What needs to be done »
Retype all of the entries word for word.

#### Task input

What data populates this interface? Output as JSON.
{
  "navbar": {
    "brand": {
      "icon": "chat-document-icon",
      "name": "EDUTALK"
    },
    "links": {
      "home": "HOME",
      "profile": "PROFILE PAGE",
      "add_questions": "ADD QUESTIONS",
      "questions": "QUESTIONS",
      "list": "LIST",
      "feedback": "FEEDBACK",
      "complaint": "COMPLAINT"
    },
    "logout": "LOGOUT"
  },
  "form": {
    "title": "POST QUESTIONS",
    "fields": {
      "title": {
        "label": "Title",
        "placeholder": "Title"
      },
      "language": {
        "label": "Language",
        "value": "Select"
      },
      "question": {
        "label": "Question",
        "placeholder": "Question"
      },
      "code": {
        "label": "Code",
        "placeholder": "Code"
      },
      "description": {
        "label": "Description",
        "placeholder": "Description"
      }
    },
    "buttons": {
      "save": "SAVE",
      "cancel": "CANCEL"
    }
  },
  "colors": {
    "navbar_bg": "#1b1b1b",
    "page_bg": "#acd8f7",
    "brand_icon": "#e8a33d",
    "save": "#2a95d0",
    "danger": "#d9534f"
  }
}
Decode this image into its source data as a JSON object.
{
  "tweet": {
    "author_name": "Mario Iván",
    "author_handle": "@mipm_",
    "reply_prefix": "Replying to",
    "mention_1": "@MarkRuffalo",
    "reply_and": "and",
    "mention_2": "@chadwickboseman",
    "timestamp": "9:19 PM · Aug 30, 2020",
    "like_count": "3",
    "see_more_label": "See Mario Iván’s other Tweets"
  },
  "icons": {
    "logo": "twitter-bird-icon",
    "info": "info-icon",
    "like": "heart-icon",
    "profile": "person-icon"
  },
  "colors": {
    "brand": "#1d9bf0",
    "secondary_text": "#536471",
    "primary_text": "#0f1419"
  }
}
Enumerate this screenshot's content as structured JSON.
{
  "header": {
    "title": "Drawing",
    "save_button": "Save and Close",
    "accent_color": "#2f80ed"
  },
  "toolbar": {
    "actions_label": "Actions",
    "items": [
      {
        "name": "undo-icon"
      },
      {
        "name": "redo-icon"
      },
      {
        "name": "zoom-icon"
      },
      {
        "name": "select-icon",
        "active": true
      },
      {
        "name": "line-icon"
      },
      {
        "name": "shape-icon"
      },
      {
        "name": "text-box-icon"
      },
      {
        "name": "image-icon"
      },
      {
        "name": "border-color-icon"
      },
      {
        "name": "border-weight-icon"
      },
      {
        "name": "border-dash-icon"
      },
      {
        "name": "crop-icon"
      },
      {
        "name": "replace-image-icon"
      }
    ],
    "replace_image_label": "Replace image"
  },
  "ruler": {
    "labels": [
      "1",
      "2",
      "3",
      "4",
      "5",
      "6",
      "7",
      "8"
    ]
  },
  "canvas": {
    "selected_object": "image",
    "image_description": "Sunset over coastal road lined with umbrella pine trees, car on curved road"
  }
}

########

Solution for this exercise »
What data populates this interface? Output as JSON.
{
  "navbar": {
    "brand": {
      "icon": "chat-document-icon",
      "name": "EDUTALK"
    },
    "links": {
      "home": "HOME",
      "profile": "PROFILE PAGE",
      "add_questions": "ADD QUESTIONS",
      "questions": "QUESTIONS",
      "list": "LIST",
      "feedback": "FEEDBACK",
      "complaint": "COMPLAINT"
    },
    "logout": "LOGOUT"
  },
  "form": {
    "title": "POST QUESTIONS",
    "fields": {
      "title": {
        "label": "Title",
        "placeholder": "Title"
      },
      "language": {
        "label": "Language",
        "value": "Select"
      },
      "question": {
        "label": "Question",
        "placeholder": "Question"
      },
      "code": {
        "label": "Code",
        "placeholder": "Code"
      },
      "description": {
        "label": "Description",
        "placeholder": "Description"
      }
    },
    "buttons": {
      "save": "SAVE",
      "cancel": "CANCEL"
    }
  },
  "colors": {
    "navbar_bg": "#1b1b1b",
    "page_bg": "#acd8f7",
    "brand_icon": "#e8a33d",
    "save": "#2a95d0",
    "danger": "#d9534f"
  }
}
Decode this image into its source data as a JSON object.
{
  "tweet": {
    "author_name": "Mario Iván",
    "author_handle": "@mipm_",
    "reply_prefix": "Replying to",
    "mention_1": "@MarkRuffalo",
    "reply_and": "and",
    "mention_2": "@chadwickboseman",
    "timestamp": "9:19 PM · Aug 30, 2020",
    "like_count": "3",
    "see_more_label": "See Mario Iván’s other Tweets"
  },
  "icons": {
    "logo": "twitter-bird-icon",
    "info": "info-icon",
    "like": "heart-icon",
    "profile": "person-icon"
  },
  "colors": {
    "brand": "#1d9bf0",
    "secondary_text": "#536471",
    "primary_text": "#0f1419"
  }
}
Enumerate this screenshot's content as structured JSON.
{
  "header": {
    "title": "Drawing",
    "save_button": "Save and Close",
    "accent_color": "#2f80ed"
  },
  "toolbar": {
    "actions_label": "Actions",
    "items": [
      {
        "name": "undo-icon"
      },
      {
        "name": "redo-icon"
      },
      {
        "name": "zoom-icon"
      },
      {
        "name": "select-icon",
        "active": true
      },
      {
        "name": "line-icon"
      },
      {
        "name": "shape-icon"
      },
      {
        "name": "text-box-icon"
      },
      {
        "name": "image-icon"
      },
      {
        "name": "border-color-icon"
      },
      {
        "name": "border-weight-icon"
      },
      {
        "name": "border-dash-icon"
      },
      {
        "name": "crop-icon"
      },
      {
        "name": "replace-image-icon"
      }
    ],
    "replace_image_label": "Replace image"
  },
  "ruler": {
    "labels": [
      "1",
      "2",
      "3",
      "4",
      "5",
      "6",
      "7",
      "8"
    ]
  },
  "canvas": {
    "selected_object": "image",
    "image_description": "Sunset over coastal road lined with umbrella pine trees, car on curved road"
  }
}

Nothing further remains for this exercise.